A news item which resonated for me last week was one picked up by myriad telecoms blogs and news portals, orginiating, I believe from this Reuters report. This was widely covered, so I won't repeat every detail here. To summarise, the story concerns a Nokia store in India being attacked by protestors enraged by the fact that the handset maker's mapping software shows Indian-claimed Kashmir as being within the borders of Pakistan. I was immediately reminded of a similar problem experienced by the Com World Series team. Some time ago, brochures were designed to promote our annual India & South Asia region event. One graphic element of the brochure was a map of the region from which delegates were to be gathered. The designer unwittingly committed much the same faux pas with regard to Kashmir as Nokia's mappers seem to have done. A contact in India was kind enough to point this out before the brochures were put in the mail - but once they had been printed... you live and learn...

Last week's Reuters story notes that "political sensitivities are an increasing problem for map making software vendors - such as how to deal with disputed borders or even national claims on areas such as Taiwan or Cyprus", going on to add that "back in 2001, Panasonic had a 12 month ban import imposed on it for selling phones in China which listed Taiwan as a separate country on the internal phonebook."

Our business has faced more serious and more costly problems than that in 2008. For example, the 2009 iteration of the India & South Asia conference, which was meant to take place early in the new year, has been pushed back to May as a result of the recent terrorist attack on Mumbai, the host city for the event. This is not without precedent. Earlier this year, our East Africa Com event was shifted from Nairobi to Dar es Salaam as a result of the unrest in Kenya following on from the disputed election results of December 2007.

On my own travels, I was lucky enough to spend a couple of weeks roaming around South America this year, working to boost attendance at our annual Americas Com event. One stop on the tour was Bolivia, where I visited operators in two cities, Santa Cruz and Cochabamba. In both of these, we could not fail to notice signs of the differences over the exploitation of energy resources which underlie recurring political crises. My understanding is that there exists a resultant desire for greater autonomy for some of the country's regions. We saw a demonstration in one city and plenty of related grafitti in the other.

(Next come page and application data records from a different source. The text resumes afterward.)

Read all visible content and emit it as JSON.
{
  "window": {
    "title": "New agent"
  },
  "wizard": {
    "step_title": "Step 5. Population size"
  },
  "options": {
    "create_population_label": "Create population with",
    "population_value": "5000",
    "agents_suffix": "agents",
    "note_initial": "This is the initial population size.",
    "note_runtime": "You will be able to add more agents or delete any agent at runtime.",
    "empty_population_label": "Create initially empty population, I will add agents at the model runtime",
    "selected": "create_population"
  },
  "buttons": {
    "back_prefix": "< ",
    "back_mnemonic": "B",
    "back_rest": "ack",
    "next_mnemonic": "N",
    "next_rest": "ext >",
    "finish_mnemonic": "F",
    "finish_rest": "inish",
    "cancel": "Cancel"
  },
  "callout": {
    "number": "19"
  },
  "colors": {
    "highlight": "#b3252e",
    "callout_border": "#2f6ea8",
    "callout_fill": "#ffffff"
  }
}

These observations notwithstanding, I am choosing to face 2009 with determination to overcome any obstacles to my own aims which created by economic turmoil and political conditions. This is made easier by the great spirit and good fellowship I find among many, many telecoms people worldwide who face far greater levels of challenge than I or my team ever have to detal with. On that note, I wish you all a Happy New Year.